About Adam Klein

Adam is the head of ECG’s Valuation Services practice. Since 1997, he has conducted valuations and appraisals of business enterprises, physician and executive compensation arrangements, accountable care funds flow arrangements, and capital and intangible assets, as well as conducted economic damages assessments, for taxable and tax-exempt entities. His valuation studies are presented in a manner that allows parties to clearly understand how and why conclusions were reached so that they are best able to achieve fair and defensible agreements. He has conducted industry-leading research on drivers of physician compensation and speaks regularly on a variety of healthcare valuation topics. Adam is a Certified Valuation Analyst (CVA) with the National Association of Certified Valuators and Analysts, a member of the American Society of Appraisers, and qualified by the Institute of Business Appraisers to perform business appraisal reviews. He received a master of business administration degree from the UCLA Anderson School of Management and a bachelor of arts degree in econometrics from the University of Massachusetts Amherst.
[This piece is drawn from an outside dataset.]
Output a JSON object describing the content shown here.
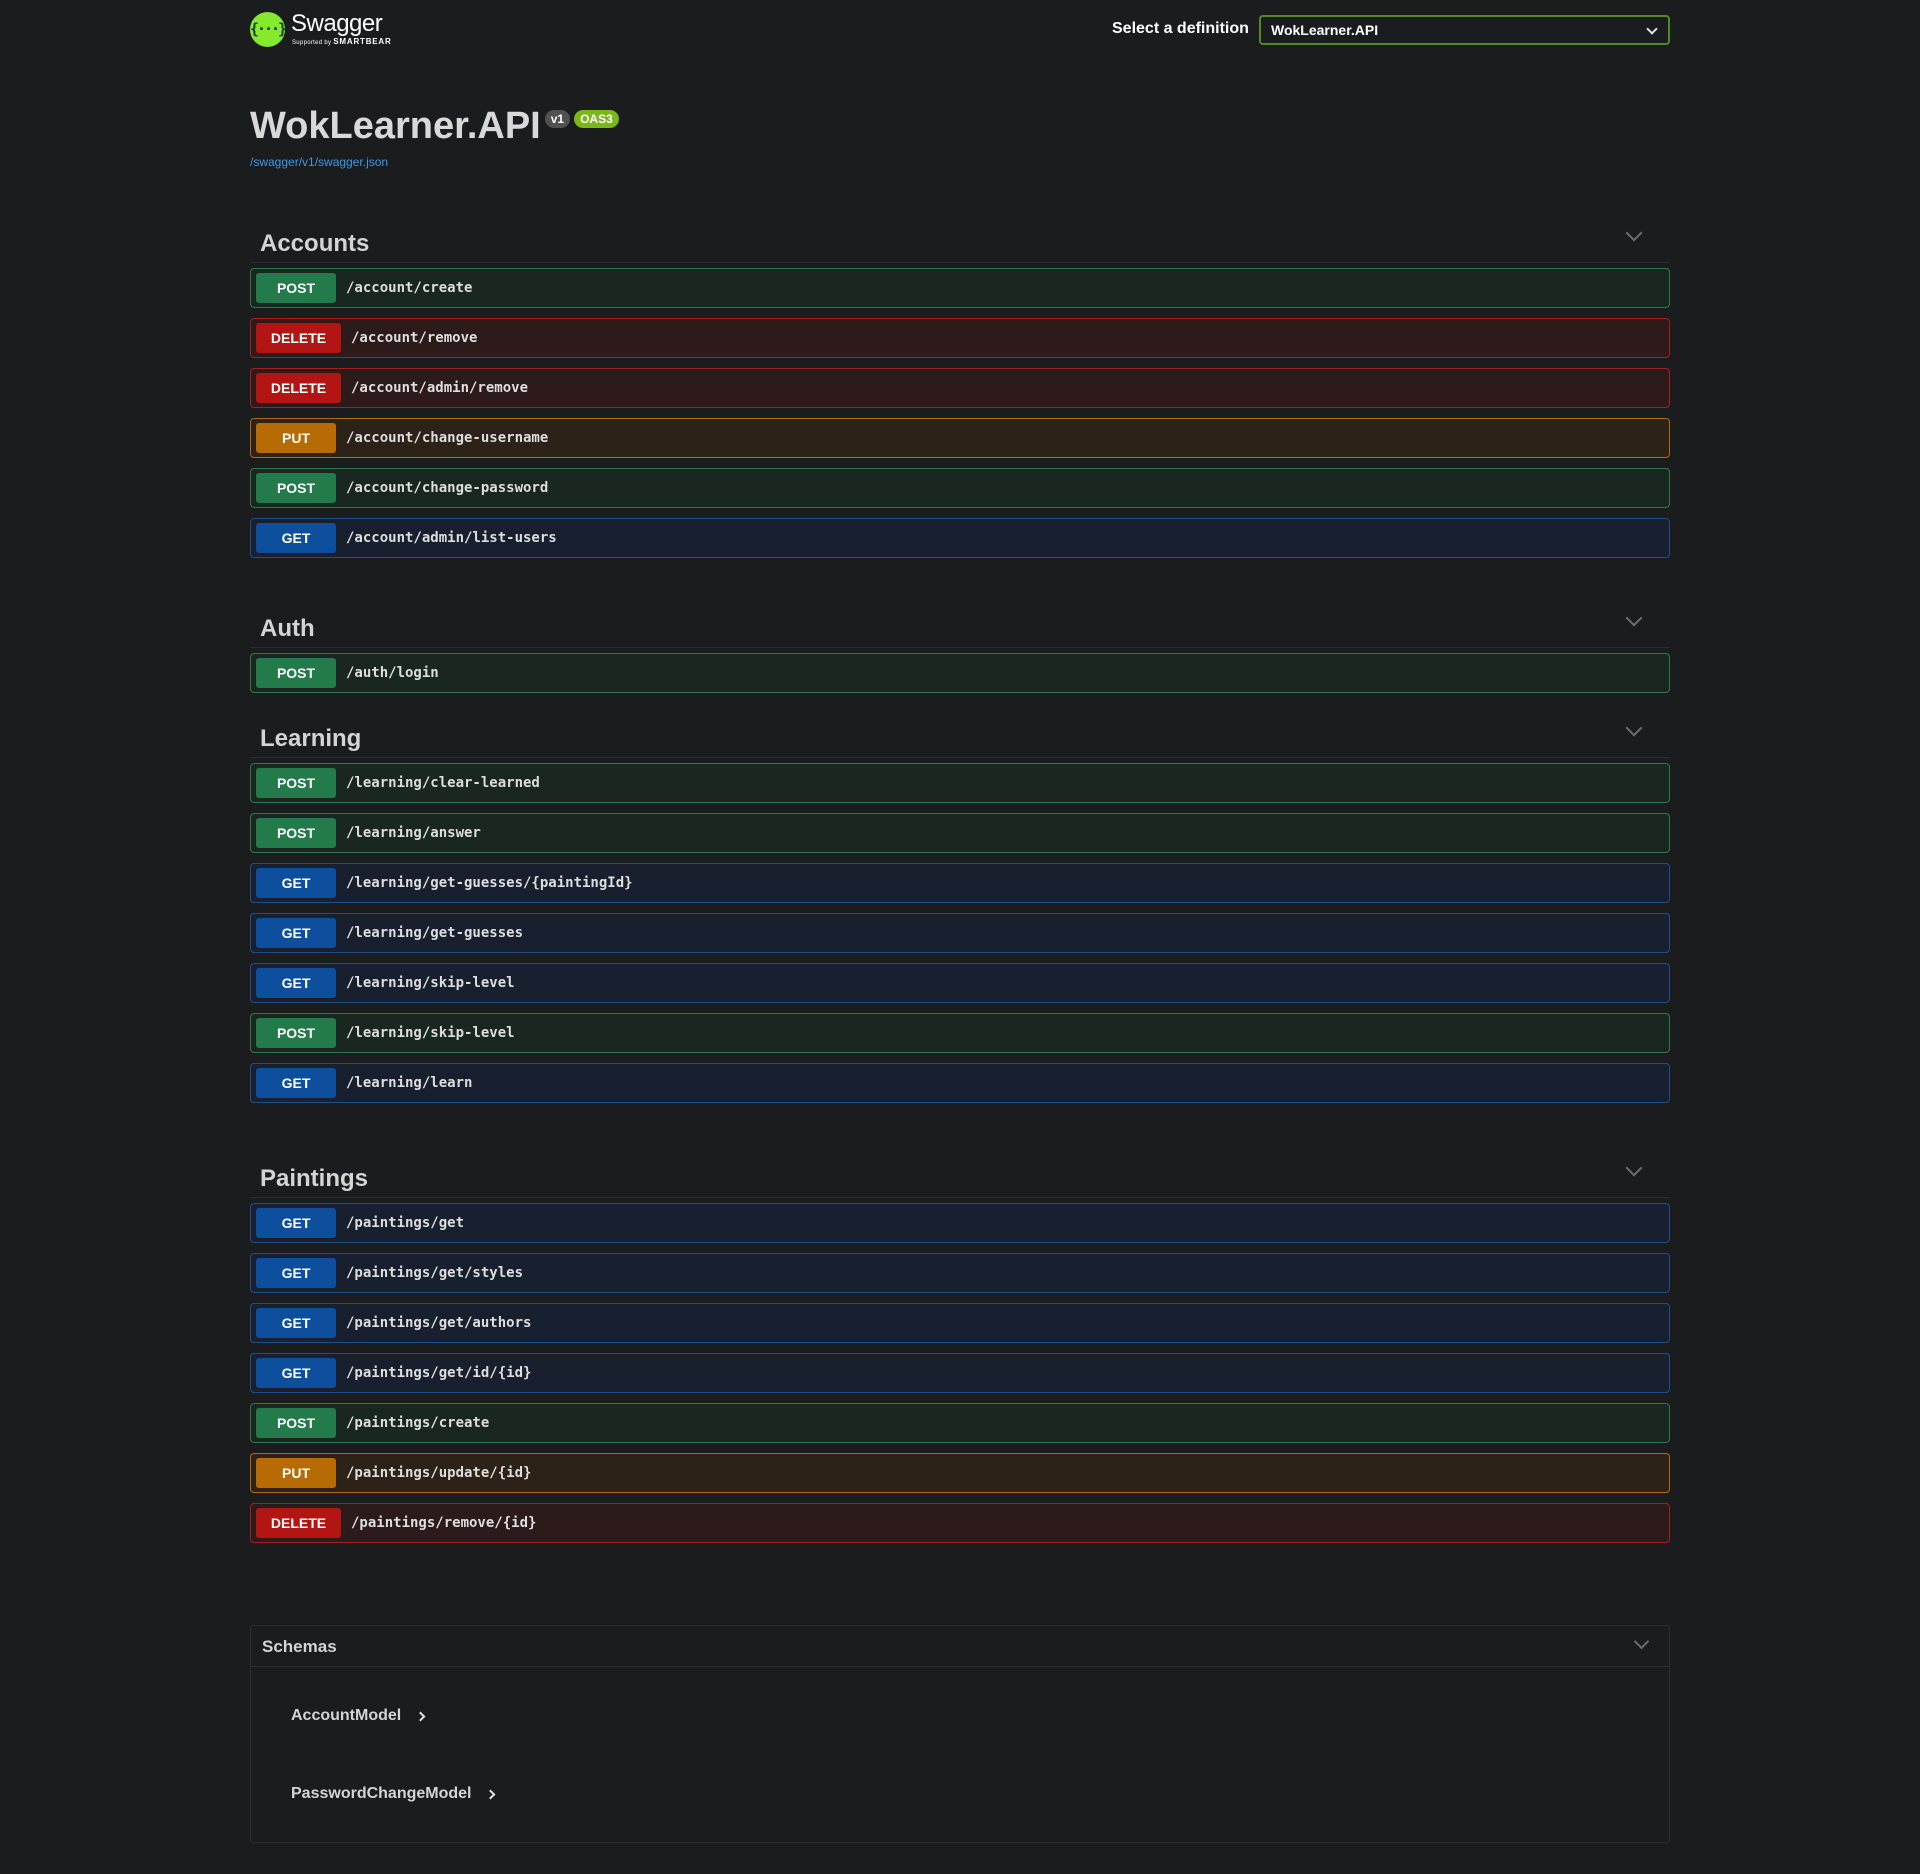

Beyond the Benchmarks – Call Coverage and the Road Ahead

Quantifying the true value of call coverage demands careful and comprehensive analysis.  Published benchmarks and surveys provide limited insight into the national market, but hospitals must plan for the future as they address the coverage demands of today.

What does the future of call coverage arrangements look like, and how can hospitals prepare themselves for the changes ahead? Continue reading
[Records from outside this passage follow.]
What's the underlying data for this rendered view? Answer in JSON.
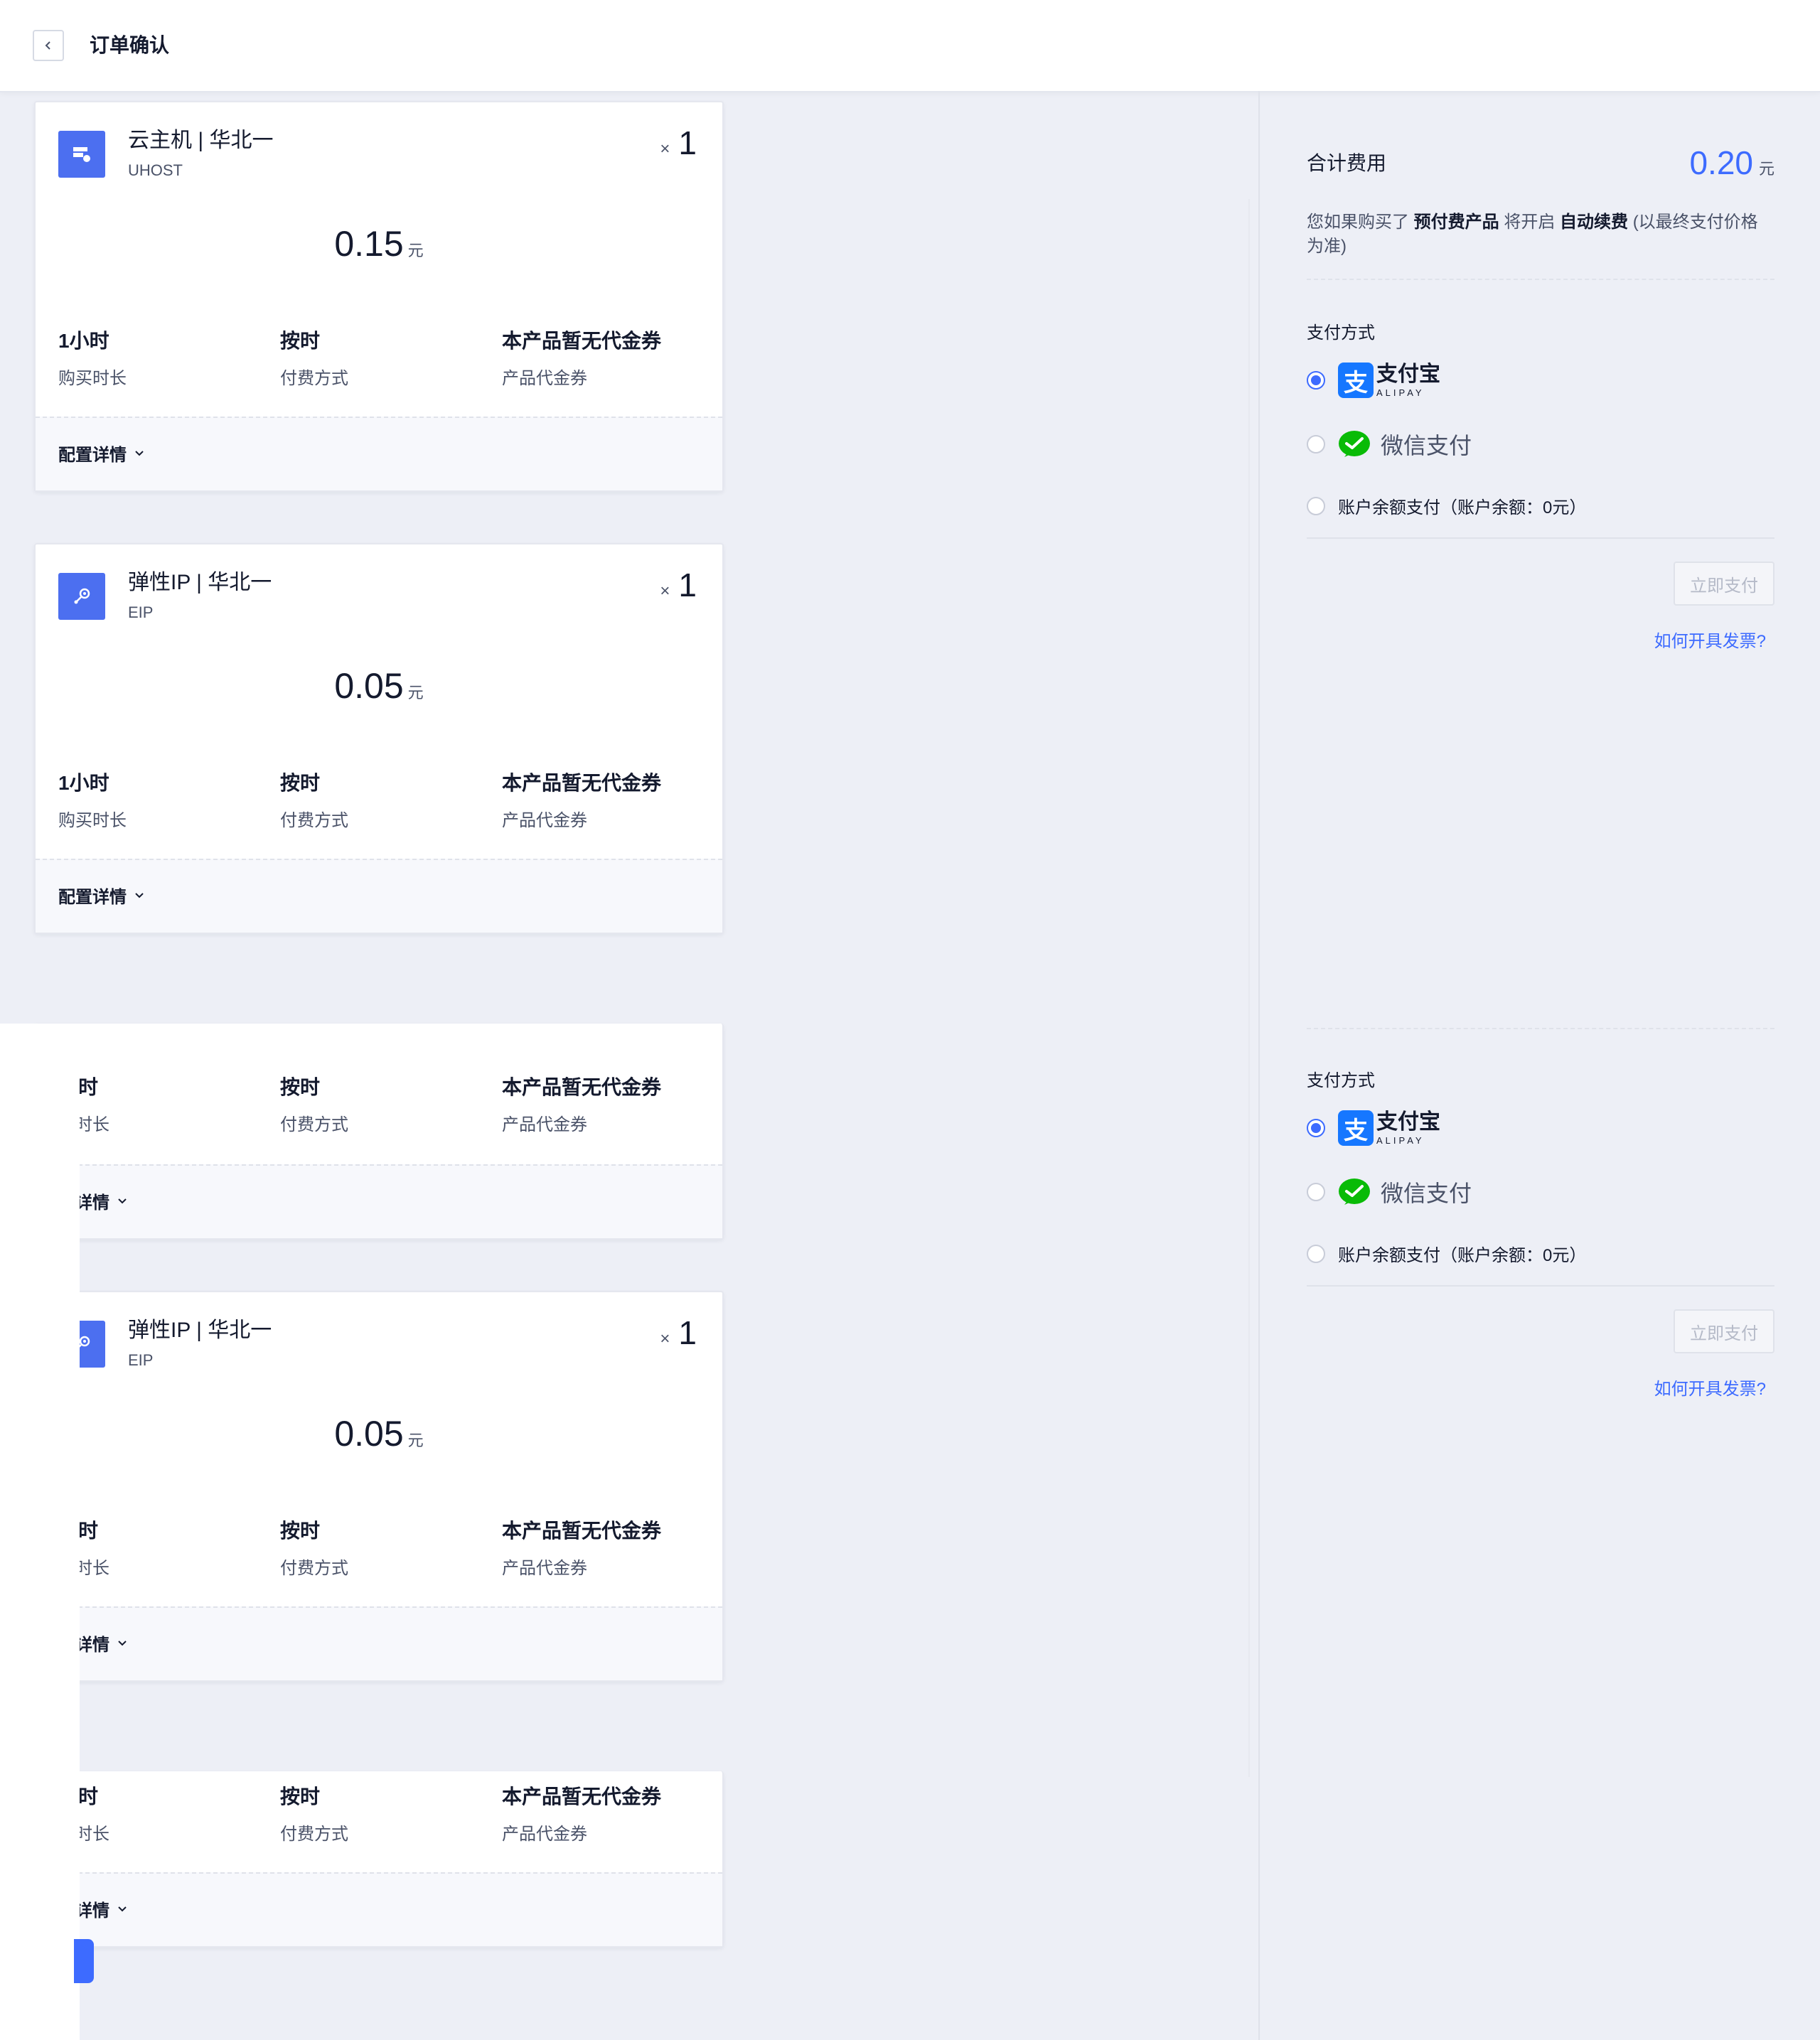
{
  "header": {
    "title": "订单确认"
  },
  "cards": [
    {
      "name": "云主机 | 华北一",
      "code": "UHOST",
      "qty_x": "×",
      "qty": "1",
      "price": "0.15",
      "unit": "元",
      "duration": "1小时",
      "duration_label": "购买时长",
      "billing": "按时",
      "billing_label": "付费方式",
      "coupon": "本产品暂无代金券",
      "coupon_label": "产品代金券",
      "config": "配置详情"
    },
    {
      "name": "弹性IP | 华北一",
      "code": "EIP",
      "qty_x": "×",
      "qty": "1",
      "price": "0.05",
      "unit": "元",
      "duration": "1小时",
      "duration_label": "购买时长",
      "billing": "按时",
      "billing_label": "付费方式",
      "coupon": "本产品暂无代金券",
      "coupon_label": "产品代金券",
      "config": "配置详情"
    },
    {
      "duration": "小时",
      "duration_label": "买时长",
      "billing": "按时",
      "billing_label": "付费方式",
      "coupon": "本产品暂无代金券",
      "coupon_label": "产品代金券",
      "config": "置详情"
    },
    {
      "name": "弹性IP | 华北一",
      "code": "EIP",
      "qty_x": "×",
      "qty": "1",
      "price": "0.05",
      "unit": "元",
      "duration": "小时",
      "duration_label": "买时长",
      "billing": "按时",
      "billing_label": "付费方式",
      "coupon": "本产品暂无代金券",
      "coupon_label": "产品代金券",
      "config": "置详情"
    },
    {
      "duration": "小时",
      "duration_label": "买时长",
      "billing": "按时",
      "billing_label": "付费方式",
      "coupon": "本产品暂无代金券",
      "coupon_label": "产品代金券",
      "config": "置详情"
    }
  ],
  "summary": {
    "total_label": "合计费用",
    "total": "0.20",
    "unit": "元",
    "notice_pre": "您如果购买了",
    "notice_b1": "预付费产品",
    "notice_mid": "将开启",
    "notice_b2": "自动续费",
    "notice_post": "(以最终支付价格为准)"
  },
  "payment_blocks": [
    {
      "title": "支付方式",
      "alipay_cn": "支付宝",
      "alipay_en": "ALIPAY",
      "alipay_glyph": "支",
      "wechat": "微信支付",
      "balance": "账户余额支付（账户余额：0元）",
      "pay_button": "立即支付",
      "invoice": "如何开具发票?",
      "selected": "alipay"
    },
    {
      "title": "支付方式",
      "alipay_cn": "支付宝",
      "alipay_en": "ALIPAY",
      "alipay_glyph": "支",
      "wechat": "微信支付",
      "balance": "账户余额支付（账户余额：0元）",
      "pay_button": "立即支付",
      "invoice": "如何开具发票?",
      "selected": "alipay"
    }
  ],
  "colors": {
    "accent": "#3d6bff",
    "alipay": "#1677ff",
    "wechat": "#09bb07",
    "icon_bg": "#4c6ff0"
  },
  "icons": {
    "back": "chevron-left-icon",
    "host": "server-icon",
    "eip": "network-icon",
    "expand": "chevron-down-icon"
  }
}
Beyond the Benchmarks – Surveys Are a Piece of the Puzzle

Healthcare administrators must proactively seek call arrangements that protect their organizations both legally and financially.  In our last post, we discussed the risks of relying on median payments during fair market value (FMV) analysis.  Here we’ll take a closer look.

Why aren’t the surveys alone sufficient? Continue reading
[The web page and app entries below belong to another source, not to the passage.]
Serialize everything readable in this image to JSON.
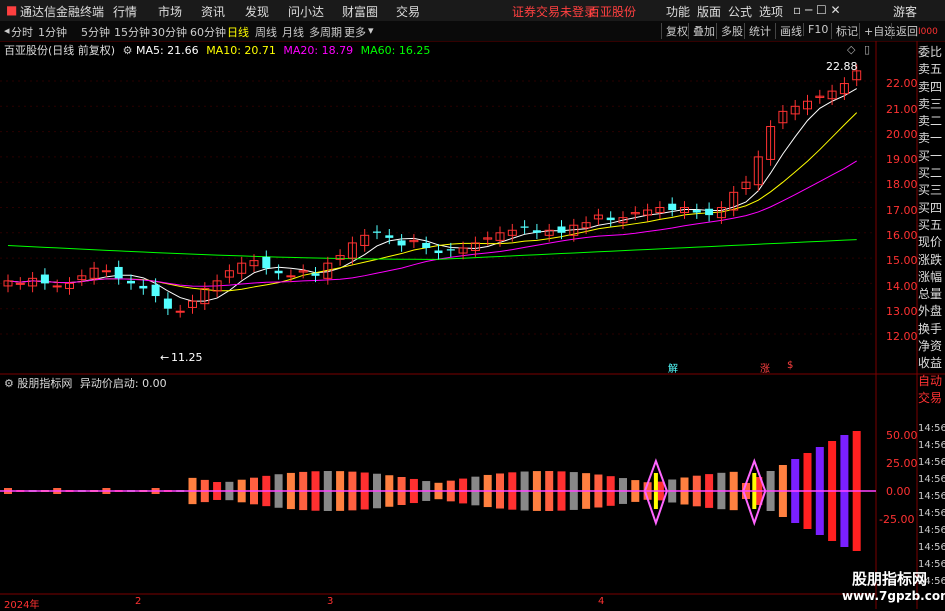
{
  "app": {
    "title": "通达信金融终端",
    "menu": [
      "行情",
      "市场",
      "资讯",
      "发现",
      "问小达",
      "财富圈",
      "交易"
    ],
    "notice": "证券交易未登录",
    "stock_tab": "百亚股份",
    "right_menu": [
      "功能",
      "版面",
      "公式",
      "选项"
    ],
    "user": "游客"
  },
  "toolbar": {
    "periods": [
      "分时",
      "1分钟",
      "5分钟",
      "15分钟",
      "30分钟",
      "60分钟",
      "日线",
      "周线",
      "月线",
      "多周期",
      "更多"
    ],
    "selected": "日线",
    "right": [
      "复权",
      "叠加",
      "多股",
      "统计",
      "画线",
      "F10",
      "标记",
      "+自选",
      "返回"
    ]
  },
  "main_chart": {
    "title": "百亚股份(日线 前复权)",
    "ma5": "MA5: 21.66",
    "ma10": "MA10: 20.71",
    "ma20": "MA20: 18.79",
    "ma60": "MA60: 16.25",
    "high_label": "22.88",
    "low_label": "11.25",
    "ylabels": [
      "22.00",
      "21.00",
      "20.00",
      "19.00",
      "18.00",
      "17.00",
      "16.00",
      "15.00",
      "14.00",
      "13.00",
      "12.00"
    ],
    "marker_jie": "解",
    "marker_zhang": "涨",
    "marker_s": "$",
    "colors": {
      "up": "#ff3232",
      "down": "#54ffff",
      "ma5": "#ffffff",
      "ma10": "#ffff00",
      "ma20": "#ff00ff",
      "ma60": "#00ff00"
    }
  },
  "sub_chart": {
    "title": "股朋指标网",
    "indicator": "异动价启动: 0.00",
    "ylabels": [
      "50.00",
      "25.00",
      "0.00",
      "-25.00"
    ]
  },
  "xaxis": [
    "2024年",
    "2",
    "3",
    "4"
  ],
  "sidebar": {
    "items": [
      "委比",
      "卖五",
      "卖四",
      "卖三",
      "卖二",
      "卖一",
      "买一",
      "买二",
      "买三",
      "买四",
      "买五",
      "现价",
      "涨跌",
      "涨幅",
      "总量",
      "外盘",
      "换手",
      "净资",
      "收益",
      "自动",
      "交易"
    ],
    "times": [
      "14:56",
      "14:56",
      "14:56",
      "14:56",
      "14:56",
      "14:56",
      "14:56",
      "14:56",
      "14:56",
      "14:56"
    ]
  },
  "watermark": {
    "line1": "股朋指标网",
    "line2": "www.7gpzb.com"
  }
}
Beyond the Benchmarks – Data is the Best Defense

Hospitals across the nation are increasingly turning to call coverage compensation arrangements as a means of providing vital medical services and remaining compliant with federal law.  While the number and complexity of these agreements have grown, many healthcare organizations are entering into such contracts despite uncertainty that the terms are both legally defensible and financially prudent.

Why is it so important for these agreements to be specific and supported by data? Continue reading